Local press is also reporting that the Islamist extremist group Lashkar-e-Jhangvi, believed to be a faction of the Pakistani Taliban, is responsible for the attacks, although these reports are as yet unconfirmed. Blasts are typical of attacks against Shia communities by Sunni extremist and pro-Taliban groups. Lahore, which is the capital of Punjab province and a major military, political and cultural hub, is increasingly a target of attacks by such groups, with over 3,500 people killed in last three years. Pakistani Sikhs, Christians, and Ahmadis have all been subject to attacks in recent years.

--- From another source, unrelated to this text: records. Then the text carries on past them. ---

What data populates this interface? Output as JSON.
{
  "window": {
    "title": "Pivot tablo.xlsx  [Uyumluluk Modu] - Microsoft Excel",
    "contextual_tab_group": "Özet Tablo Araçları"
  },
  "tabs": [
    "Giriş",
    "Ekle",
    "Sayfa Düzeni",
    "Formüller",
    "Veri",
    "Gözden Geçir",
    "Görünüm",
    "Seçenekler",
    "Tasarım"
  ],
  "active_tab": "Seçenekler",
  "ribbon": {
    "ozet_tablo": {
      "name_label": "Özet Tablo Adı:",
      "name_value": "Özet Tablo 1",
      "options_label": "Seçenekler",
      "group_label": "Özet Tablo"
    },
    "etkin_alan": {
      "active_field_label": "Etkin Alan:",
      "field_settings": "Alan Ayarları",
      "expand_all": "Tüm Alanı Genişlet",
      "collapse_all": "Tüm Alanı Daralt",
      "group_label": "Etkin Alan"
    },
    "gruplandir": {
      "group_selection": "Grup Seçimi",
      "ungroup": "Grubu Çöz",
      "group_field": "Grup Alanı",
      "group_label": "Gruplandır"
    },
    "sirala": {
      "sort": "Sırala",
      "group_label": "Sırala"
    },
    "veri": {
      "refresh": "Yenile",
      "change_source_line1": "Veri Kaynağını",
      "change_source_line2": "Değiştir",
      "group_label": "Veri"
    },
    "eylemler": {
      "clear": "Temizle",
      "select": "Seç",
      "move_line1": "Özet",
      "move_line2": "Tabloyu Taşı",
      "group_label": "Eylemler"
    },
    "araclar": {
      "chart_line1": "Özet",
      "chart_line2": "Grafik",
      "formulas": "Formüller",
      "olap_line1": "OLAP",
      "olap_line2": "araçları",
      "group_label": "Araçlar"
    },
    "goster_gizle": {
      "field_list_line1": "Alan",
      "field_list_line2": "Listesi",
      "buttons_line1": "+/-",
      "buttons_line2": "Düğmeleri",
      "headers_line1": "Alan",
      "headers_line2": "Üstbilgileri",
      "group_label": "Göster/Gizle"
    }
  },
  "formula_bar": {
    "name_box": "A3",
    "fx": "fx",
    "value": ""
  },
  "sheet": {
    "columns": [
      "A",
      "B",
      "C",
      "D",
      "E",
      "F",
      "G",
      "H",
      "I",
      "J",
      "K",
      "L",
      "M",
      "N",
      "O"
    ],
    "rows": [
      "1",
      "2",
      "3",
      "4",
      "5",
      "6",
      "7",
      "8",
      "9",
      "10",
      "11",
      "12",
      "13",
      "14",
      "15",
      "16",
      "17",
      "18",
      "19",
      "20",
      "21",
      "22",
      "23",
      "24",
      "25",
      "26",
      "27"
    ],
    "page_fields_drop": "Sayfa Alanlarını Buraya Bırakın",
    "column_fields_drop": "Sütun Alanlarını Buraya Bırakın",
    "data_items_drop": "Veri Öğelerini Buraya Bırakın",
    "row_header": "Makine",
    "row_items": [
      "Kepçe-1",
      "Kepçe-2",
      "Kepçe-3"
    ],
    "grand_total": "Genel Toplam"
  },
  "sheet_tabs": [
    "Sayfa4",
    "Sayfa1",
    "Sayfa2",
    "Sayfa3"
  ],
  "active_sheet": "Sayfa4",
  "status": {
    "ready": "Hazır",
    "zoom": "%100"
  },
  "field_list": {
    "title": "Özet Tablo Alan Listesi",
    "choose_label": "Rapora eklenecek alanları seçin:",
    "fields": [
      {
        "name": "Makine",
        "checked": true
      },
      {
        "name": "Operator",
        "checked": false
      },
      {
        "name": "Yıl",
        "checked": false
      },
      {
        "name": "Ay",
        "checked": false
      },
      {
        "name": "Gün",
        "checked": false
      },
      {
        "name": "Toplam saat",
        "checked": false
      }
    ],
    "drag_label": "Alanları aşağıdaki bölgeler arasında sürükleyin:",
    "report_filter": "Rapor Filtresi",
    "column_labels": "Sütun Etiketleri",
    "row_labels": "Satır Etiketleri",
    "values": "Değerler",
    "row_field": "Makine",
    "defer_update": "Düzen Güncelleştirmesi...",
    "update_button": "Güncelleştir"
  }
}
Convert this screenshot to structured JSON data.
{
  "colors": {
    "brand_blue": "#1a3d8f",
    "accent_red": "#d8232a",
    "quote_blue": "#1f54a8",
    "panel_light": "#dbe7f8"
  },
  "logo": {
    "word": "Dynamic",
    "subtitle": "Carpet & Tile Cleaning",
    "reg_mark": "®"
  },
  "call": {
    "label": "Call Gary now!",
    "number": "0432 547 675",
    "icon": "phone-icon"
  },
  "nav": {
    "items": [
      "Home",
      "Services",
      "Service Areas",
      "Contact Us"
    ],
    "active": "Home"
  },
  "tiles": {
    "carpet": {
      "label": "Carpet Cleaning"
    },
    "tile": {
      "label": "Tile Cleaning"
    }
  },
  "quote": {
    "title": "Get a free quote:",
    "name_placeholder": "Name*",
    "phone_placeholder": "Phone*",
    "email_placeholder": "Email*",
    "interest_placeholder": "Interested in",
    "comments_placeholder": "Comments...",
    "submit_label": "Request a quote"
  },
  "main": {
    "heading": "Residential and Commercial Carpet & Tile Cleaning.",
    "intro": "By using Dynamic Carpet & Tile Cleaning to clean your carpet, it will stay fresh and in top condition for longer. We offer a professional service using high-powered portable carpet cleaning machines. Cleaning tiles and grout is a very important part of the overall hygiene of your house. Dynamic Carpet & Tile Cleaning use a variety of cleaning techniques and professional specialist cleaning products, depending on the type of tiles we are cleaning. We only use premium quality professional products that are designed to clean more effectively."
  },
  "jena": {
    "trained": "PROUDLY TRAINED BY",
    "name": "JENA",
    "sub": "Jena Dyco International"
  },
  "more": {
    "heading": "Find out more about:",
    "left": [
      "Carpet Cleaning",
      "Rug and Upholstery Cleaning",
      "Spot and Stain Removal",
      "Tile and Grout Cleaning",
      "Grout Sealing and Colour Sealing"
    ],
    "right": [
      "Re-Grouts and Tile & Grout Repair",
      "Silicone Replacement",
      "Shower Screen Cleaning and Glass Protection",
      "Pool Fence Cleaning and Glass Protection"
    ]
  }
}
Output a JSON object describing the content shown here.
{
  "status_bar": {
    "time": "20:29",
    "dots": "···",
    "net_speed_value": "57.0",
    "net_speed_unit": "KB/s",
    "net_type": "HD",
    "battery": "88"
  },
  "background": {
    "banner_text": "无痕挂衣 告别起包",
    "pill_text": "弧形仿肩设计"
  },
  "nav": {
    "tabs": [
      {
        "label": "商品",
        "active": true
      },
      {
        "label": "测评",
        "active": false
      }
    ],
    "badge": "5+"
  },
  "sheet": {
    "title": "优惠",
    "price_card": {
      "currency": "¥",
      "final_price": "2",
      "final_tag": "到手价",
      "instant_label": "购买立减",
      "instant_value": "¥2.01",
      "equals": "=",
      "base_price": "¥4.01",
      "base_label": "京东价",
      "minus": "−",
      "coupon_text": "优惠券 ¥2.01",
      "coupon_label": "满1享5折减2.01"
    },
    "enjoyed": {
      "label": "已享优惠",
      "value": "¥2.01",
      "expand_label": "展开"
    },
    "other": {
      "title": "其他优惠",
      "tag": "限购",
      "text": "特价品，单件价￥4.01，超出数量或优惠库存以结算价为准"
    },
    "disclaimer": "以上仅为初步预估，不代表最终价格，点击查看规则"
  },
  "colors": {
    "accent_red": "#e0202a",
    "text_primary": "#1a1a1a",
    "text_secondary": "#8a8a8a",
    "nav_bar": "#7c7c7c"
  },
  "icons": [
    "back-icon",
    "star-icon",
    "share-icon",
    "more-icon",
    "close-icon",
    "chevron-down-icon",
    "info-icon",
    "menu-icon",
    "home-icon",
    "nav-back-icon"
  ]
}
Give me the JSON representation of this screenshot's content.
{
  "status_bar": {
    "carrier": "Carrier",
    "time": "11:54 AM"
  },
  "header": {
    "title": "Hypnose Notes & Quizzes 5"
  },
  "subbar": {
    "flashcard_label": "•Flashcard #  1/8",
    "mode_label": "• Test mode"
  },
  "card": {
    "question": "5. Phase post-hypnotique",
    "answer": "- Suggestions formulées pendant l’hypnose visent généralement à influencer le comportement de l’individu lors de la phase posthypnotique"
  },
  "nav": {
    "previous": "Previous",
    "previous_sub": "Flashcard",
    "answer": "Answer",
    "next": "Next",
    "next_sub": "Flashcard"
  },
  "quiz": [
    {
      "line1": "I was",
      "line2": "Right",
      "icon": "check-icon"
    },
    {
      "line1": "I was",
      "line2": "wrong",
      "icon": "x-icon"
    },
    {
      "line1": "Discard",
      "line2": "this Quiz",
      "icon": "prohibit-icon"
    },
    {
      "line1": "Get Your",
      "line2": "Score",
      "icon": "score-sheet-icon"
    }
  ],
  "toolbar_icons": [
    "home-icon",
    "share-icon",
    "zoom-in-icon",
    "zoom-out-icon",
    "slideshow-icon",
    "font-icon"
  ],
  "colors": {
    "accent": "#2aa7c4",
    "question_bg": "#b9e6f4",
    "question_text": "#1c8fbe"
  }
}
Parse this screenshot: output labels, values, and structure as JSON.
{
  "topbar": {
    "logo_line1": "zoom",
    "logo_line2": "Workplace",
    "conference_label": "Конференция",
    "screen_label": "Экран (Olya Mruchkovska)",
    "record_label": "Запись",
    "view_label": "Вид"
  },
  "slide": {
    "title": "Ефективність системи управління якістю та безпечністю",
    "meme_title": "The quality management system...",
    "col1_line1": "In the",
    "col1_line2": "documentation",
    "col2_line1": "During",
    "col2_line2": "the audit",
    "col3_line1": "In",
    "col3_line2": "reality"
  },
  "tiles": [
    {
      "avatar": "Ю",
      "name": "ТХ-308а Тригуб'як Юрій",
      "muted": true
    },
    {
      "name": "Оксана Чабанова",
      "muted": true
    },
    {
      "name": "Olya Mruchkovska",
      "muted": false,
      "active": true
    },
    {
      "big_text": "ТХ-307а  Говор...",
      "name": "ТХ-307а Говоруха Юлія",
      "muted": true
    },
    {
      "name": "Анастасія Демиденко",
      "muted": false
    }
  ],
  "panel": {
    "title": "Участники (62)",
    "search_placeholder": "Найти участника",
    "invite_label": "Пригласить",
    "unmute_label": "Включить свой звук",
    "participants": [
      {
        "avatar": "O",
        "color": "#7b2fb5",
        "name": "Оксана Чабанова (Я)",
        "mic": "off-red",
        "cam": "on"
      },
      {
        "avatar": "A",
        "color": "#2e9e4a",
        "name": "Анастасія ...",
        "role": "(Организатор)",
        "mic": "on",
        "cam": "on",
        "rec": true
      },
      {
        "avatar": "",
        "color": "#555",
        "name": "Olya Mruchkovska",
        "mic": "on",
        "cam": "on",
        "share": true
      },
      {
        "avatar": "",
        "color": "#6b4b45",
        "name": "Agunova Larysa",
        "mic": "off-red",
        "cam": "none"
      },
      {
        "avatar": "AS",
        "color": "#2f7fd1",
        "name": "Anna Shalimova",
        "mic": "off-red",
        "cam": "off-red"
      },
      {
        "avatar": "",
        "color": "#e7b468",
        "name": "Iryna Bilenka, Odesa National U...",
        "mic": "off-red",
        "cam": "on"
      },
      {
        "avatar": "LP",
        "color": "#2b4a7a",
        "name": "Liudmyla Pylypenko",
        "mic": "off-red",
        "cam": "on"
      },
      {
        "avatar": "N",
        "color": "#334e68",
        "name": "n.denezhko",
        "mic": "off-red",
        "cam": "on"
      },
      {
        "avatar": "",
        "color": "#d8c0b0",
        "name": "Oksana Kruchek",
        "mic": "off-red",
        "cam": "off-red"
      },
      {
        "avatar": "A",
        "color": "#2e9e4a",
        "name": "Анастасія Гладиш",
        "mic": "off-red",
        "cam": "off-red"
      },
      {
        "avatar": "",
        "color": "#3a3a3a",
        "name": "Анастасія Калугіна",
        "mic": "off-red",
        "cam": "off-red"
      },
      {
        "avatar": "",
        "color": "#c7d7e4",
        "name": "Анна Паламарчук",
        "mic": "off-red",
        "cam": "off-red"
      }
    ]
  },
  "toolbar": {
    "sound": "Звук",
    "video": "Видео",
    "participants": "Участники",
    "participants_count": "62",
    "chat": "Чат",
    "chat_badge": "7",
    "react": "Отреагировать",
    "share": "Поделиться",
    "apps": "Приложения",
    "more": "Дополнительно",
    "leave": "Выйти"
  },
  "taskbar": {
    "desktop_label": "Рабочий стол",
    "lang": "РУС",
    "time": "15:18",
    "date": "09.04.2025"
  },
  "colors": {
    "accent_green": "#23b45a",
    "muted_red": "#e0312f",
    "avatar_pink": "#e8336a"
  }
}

According to analysts, the rise in militant attacks in Lahore and other cities across Pakistan can be linked to the government’s increasingly high-profile ties with the United States. The attacks come after air raids carried out by the Pakistani military earlier this week killed up to 45 suspected militants in the Khyber agency in north-west Pakistan. While government sources claimed that several military hideouts, a training centre and a radio station were destroyed, local government officials have reported that a number of civilians were also killed. The attacks are likely to arouse more intense anti-government sentiments among residents of this region.
Air strike kills ten in northern Afghanistan
Ten election campaign workers have been killed in a Nato airstrike in northern Afghanistan, according to local media reports. While a Nato spokesman claimed that the strike had successfully targeted a militant’s vehicle, the governor of Takhar, the northern province in which the air raid took place, said that ten people were killed and at least two were injured.
Although a Nato statement said that eight to ten insurgents were killed in the attack, no mention was made of civilian casualties. The statement quoted US Marine Corps Major General David Garza as saying that “We’re aware of the allegations that this strike caused civilian casualties and we’ll do our best to get to the bottom of these accusations.”
Afghan President Hamid Karzai has been quick to condemn the incident, saying that “pro-democracy people should be distinguished from those who fight against democracy.” Karzai also pointed out that accidental killings of civilians are a major source of tension between Afghanistan and its Nato allies.
Local authorities have been critical of Nato forces’ failure to coordinate with local contacts, claiming that there were no anti-government elements in the district at the time. A UN Report last month said that casualties increased by a third in the first six months of 2010 compared to the same period in 2009, although the report claims that over 75 percent of these were caused by insurgents rather than Nato activities.
Karzai is due to meet US Defense Secretary Robert Gates later today, in a meeting at which the US is expected to raise its ongoing concerns over high-level corruption in Afghanistan.